Data records for software interfaces
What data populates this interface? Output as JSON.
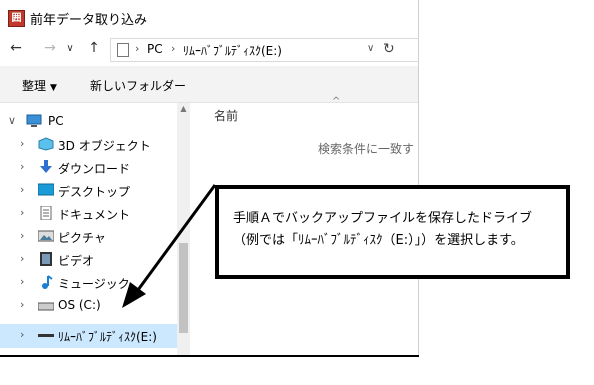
{
  "window": {
    "title": "前年データ取り込み",
    "app_icon_glyph": "囲"
  },
  "address": {
    "back_icon": "←",
    "forward_icon": "→",
    "recent_icon": "∨",
    "up_icon": "↑",
    "separator": "›",
    "path": [
      "PC",
      "ﾘﾑｰﾊﾞﾌﾞﾙﾃﾞｨｽｸ(E:)"
    ],
    "dropdown_icon": "∨",
    "refresh_icon": "↻"
  },
  "toolbar": {
    "organize_label": "整理",
    "organize_caret": "▼",
    "new_folder_label": "新しいフォルダー"
  },
  "navigation": {
    "items": [
      {
        "label": "PC",
        "icon": "pc-icon",
        "expanded": true,
        "level": 0
      },
      {
        "label": "3D オブジェクト",
        "icon": "3d-objects-icon",
        "level": 1
      },
      {
        "label": "ダウンロード",
        "icon": "download-icon",
        "level": 1
      },
      {
        "label": "デスクトップ",
        "icon": "desktop-icon",
        "level": 1
      },
      {
        "label": "ドキュメント",
        "icon": "documents-icon",
        "level": 1
      },
      {
        "label": "ピクチャ",
        "icon": "pictures-icon",
        "level": 1
      },
      {
        "label": "ビデオ",
        "icon": "videos-icon",
        "level": 1
      },
      {
        "label": "ミュージック",
        "icon": "music-icon",
        "level": 1
      },
      {
        "label": "OS (C:)",
        "icon": "drive-icon",
        "level": 1
      },
      {
        "label": "ﾘﾑｰﾊﾞﾌﾞﾙﾃﾞｨｽｸ(E:)",
        "icon": "removable-drive-icon",
        "level": 0,
        "selected": true
      }
    ],
    "collapse_icon": "∨",
    "expand_icon": "›"
  },
  "content": {
    "column_header": "名前",
    "sort_indicator": "^",
    "empty_message": "検索条件に一致す"
  },
  "callout": {
    "line1": "手順Ａでバックアップファイルを保存したドライブ",
    "line2": "（例では「ﾘﾑｰﾊﾞﾌﾞﾙﾃﾞｨｽｸ（E:）」）を選択します。"
  },
  "colors": {
    "selected_bg": "#cce8ff",
    "toolbar_bg": "#f3f3f3",
    "app_icon": "#c0392b"
  }
}
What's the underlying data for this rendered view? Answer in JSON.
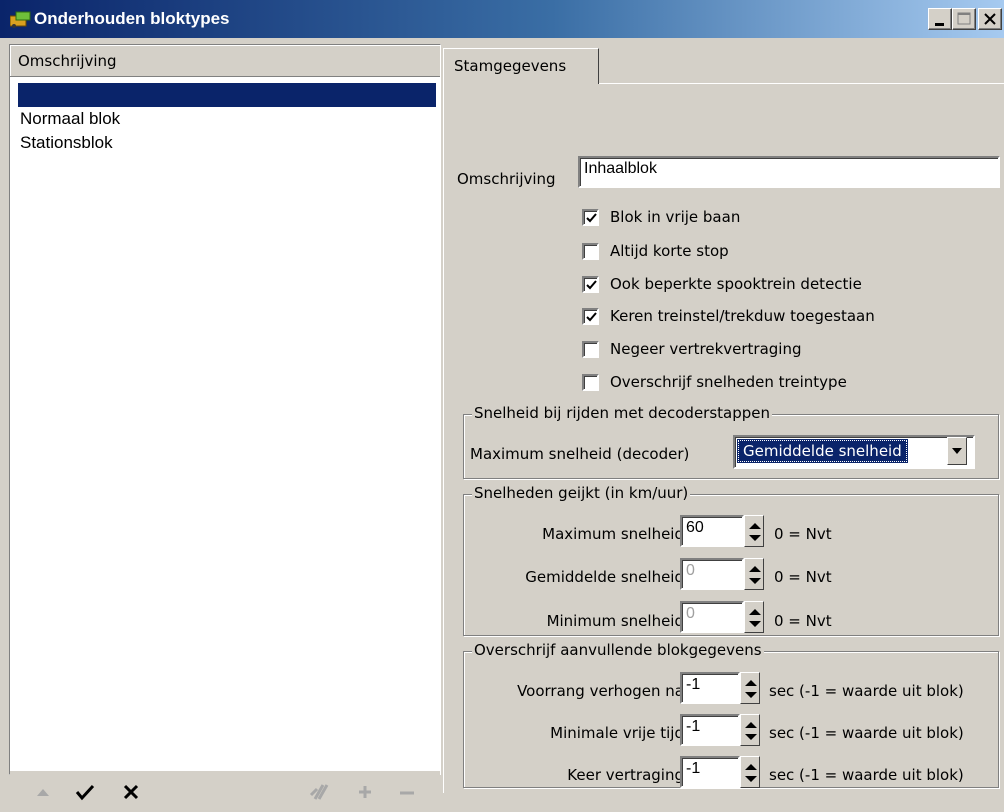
{
  "window": {
    "title": "Onderhouden bloktypes",
    "buttons": [
      "minimize",
      "maximize",
      "close"
    ]
  },
  "list": {
    "header": "Omschrijving",
    "items": [
      {
        "label": "",
        "selected": true
      },
      {
        "label": "Normaal blok",
        "selected": false
      },
      {
        "label": "Stationsblok",
        "selected": false
      }
    ],
    "toolbar": [
      "move-up-icon",
      "check-icon",
      "cross-icon",
      "copy-icon",
      "plus-icon",
      "minus-icon"
    ]
  },
  "tabs": [
    "Stamgegevens"
  ],
  "form": {
    "omschrijving_label": "Omschrijving",
    "omschrijving_value": "Inhaalblok",
    "checkboxes": [
      {
        "label": "Blok in vrije baan",
        "checked": true
      },
      {
        "label": "Altijd korte stop",
        "checked": false
      },
      {
        "label": "Ook beperkte spooktrein detectie",
        "checked": true
      },
      {
        "label": "Keren treinstel/trekduw toegestaan",
        "checked": true
      },
      {
        "label": "Negeer vertrekvertraging",
        "checked": false
      },
      {
        "label": "Overschrijf snelheden treintype",
        "checked": false
      }
    ],
    "decoder_group": {
      "title": "Snelheid bij rijden met decoderstappen",
      "label": "Maximum snelheid (decoder)",
      "value": "Gemiddelde snelheid"
    },
    "speed_group": {
      "title": "Snelheden geijkt (in km/uur)",
      "rows": [
        {
          "label": "Maximum snelheid",
          "value": "60",
          "enabled": true,
          "suffix": "0 = Nvt"
        },
        {
          "label": "Gemiddelde snelheid",
          "value": "0",
          "enabled": false,
          "suffix": "0 = Nvt"
        },
        {
          "label": "Minimum snelheid",
          "value": "0",
          "enabled": false,
          "suffix": "0 = Nvt"
        }
      ]
    },
    "extra_group": {
      "title": "Overschrijf aanvullende blokgegevens",
      "rows": [
        {
          "label": "Voorrang verhogen na",
          "value": "-1",
          "suffix": "sec (-1 = waarde uit blok)"
        },
        {
          "label": "Minimale vrije tijd",
          "value": "-1",
          "suffix": "sec (-1 = waarde uit blok)"
        },
        {
          "label": "Keer vertraging",
          "value": "-1",
          "suffix": "sec (-1 = waarde uit blok)"
        }
      ]
    }
  }
}
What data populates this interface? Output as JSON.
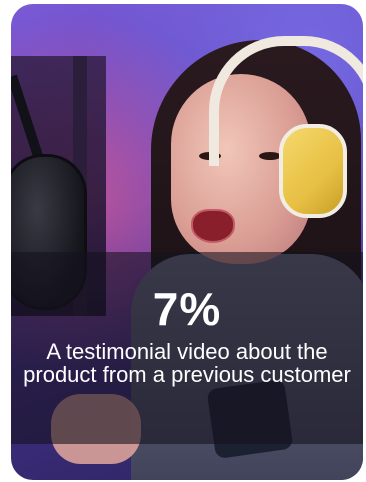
{
  "card": {
    "stat": "7%",
    "caption": "A testimonial video about the product from a previous customer"
  },
  "colors": {
    "background_purple": "#5a3fb8",
    "overlay": "#14121e",
    "text": "#ffffff",
    "headphones_yellow": "#e7c044"
  },
  "image": {
    "subject": "woman-with-yellow-headphones-at-microphone"
  }
}
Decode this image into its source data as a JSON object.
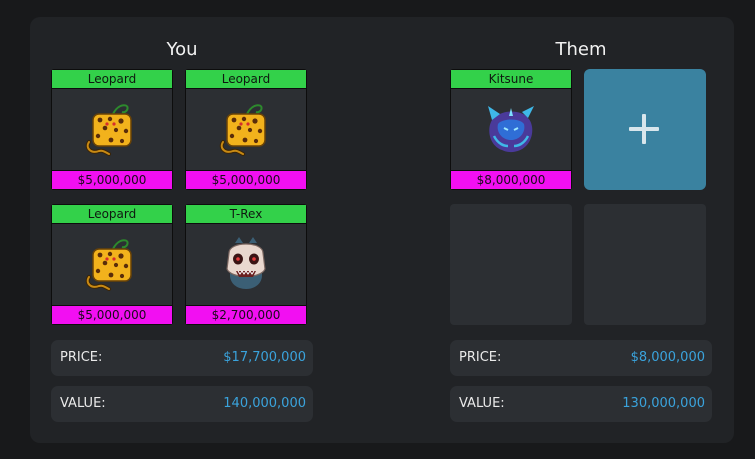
{
  "you": {
    "title": "You",
    "items": [
      {
        "name": "Leopard",
        "price": "$5,000,000",
        "icon": "leopard-fruit-icon"
      },
      {
        "name": "Leopard",
        "price": "$5,000,000",
        "icon": "leopard-fruit-icon"
      },
      {
        "name": "Leopard",
        "price": "$5,000,000",
        "icon": "leopard-fruit-icon"
      },
      {
        "name": "T-Rex",
        "price": "$2,700,000",
        "icon": "t-rex-fruit-icon"
      }
    ],
    "price_label": "PRICE:",
    "price_value": "$17,700,000",
    "value_label": "VALUE:",
    "value_value": "140,000,000"
  },
  "them": {
    "title": "Them",
    "items": [
      {
        "name": "Kitsune",
        "price": "$8,000,000",
        "icon": "kitsune-fruit-icon"
      }
    ],
    "add_icon": "plus-icon",
    "price_label": "PRICE:",
    "price_value": "$8,000,000",
    "value_label": "VALUE:",
    "value_value": "130,000,000"
  },
  "colors": {
    "name_bar": "#33d14a",
    "price_bar": "#f20ff2",
    "add_slot": "#3a82a0",
    "value_text": "#3aa3dc"
  }
}
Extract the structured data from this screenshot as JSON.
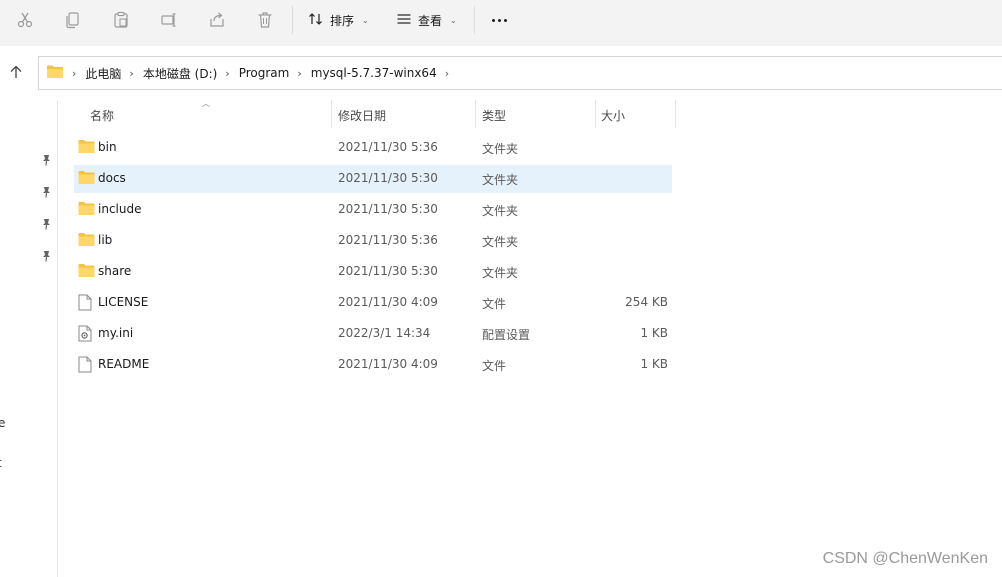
{
  "toolbar": {
    "icons": [
      "cut-icon",
      "copy-icon",
      "paste-icon",
      "rename-icon",
      "share-icon",
      "delete-icon"
    ],
    "sort_label": "排序",
    "view_label": "查看"
  },
  "address": {
    "crumbs": [
      "此电脑",
      "本地磁盘 (D:)",
      "Program",
      "mysql-5.7.37-winx64"
    ]
  },
  "nav": {
    "fragments": [
      "e",
      "t"
    ]
  },
  "columns": {
    "name": "名称",
    "date": "修改日期",
    "type": "类型",
    "size": "大小"
  },
  "files": [
    {
      "name": "bin",
      "date": "2021/11/30 5:36",
      "type": "文件夹",
      "size": "",
      "icon": "folder-icon",
      "selected": false
    },
    {
      "name": "docs",
      "date": "2021/11/30 5:30",
      "type": "文件夹",
      "size": "",
      "icon": "folder-icon",
      "selected": true
    },
    {
      "name": "include",
      "date": "2021/11/30 5:30",
      "type": "文件夹",
      "size": "",
      "icon": "folder-icon",
      "selected": false
    },
    {
      "name": "lib",
      "date": "2021/11/30 5:36",
      "type": "文件夹",
      "size": "",
      "icon": "folder-icon",
      "selected": false
    },
    {
      "name": "share",
      "date": "2021/11/30 5:30",
      "type": "文件夹",
      "size": "",
      "icon": "folder-icon",
      "selected": false
    },
    {
      "name": "LICENSE",
      "date": "2021/11/30 4:09",
      "type": "文件",
      "size": "254 KB",
      "icon": "file-icon",
      "selected": false
    },
    {
      "name": "my.ini",
      "date": "2022/3/1 14:34",
      "type": "配置设置",
      "size": "1 KB",
      "icon": "settings-file-icon",
      "selected": false
    },
    {
      "name": "README",
      "date": "2021/11/30 4:09",
      "type": "文件",
      "size": "1 KB",
      "icon": "file-icon",
      "selected": false
    }
  ],
  "watermark": "CSDN @ChenWenKen",
  "colors": {
    "toolbar_bg": "#f3f3f3",
    "selected_row": "#e5f1fb",
    "folder_yellow": "#f5c343"
  }
}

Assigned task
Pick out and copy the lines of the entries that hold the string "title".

Task response
    "title": "前年データ取り込み",
    "title": "Onderhouden bloktypes",
      "title": "Snelheid bij rijden met decoderstappen",
      "title": "Snelheden geijkt (in km/uur)",
      "title": "Overschrijf aanvullende blokgegevens",
    "title": "You",
    "title": "Them",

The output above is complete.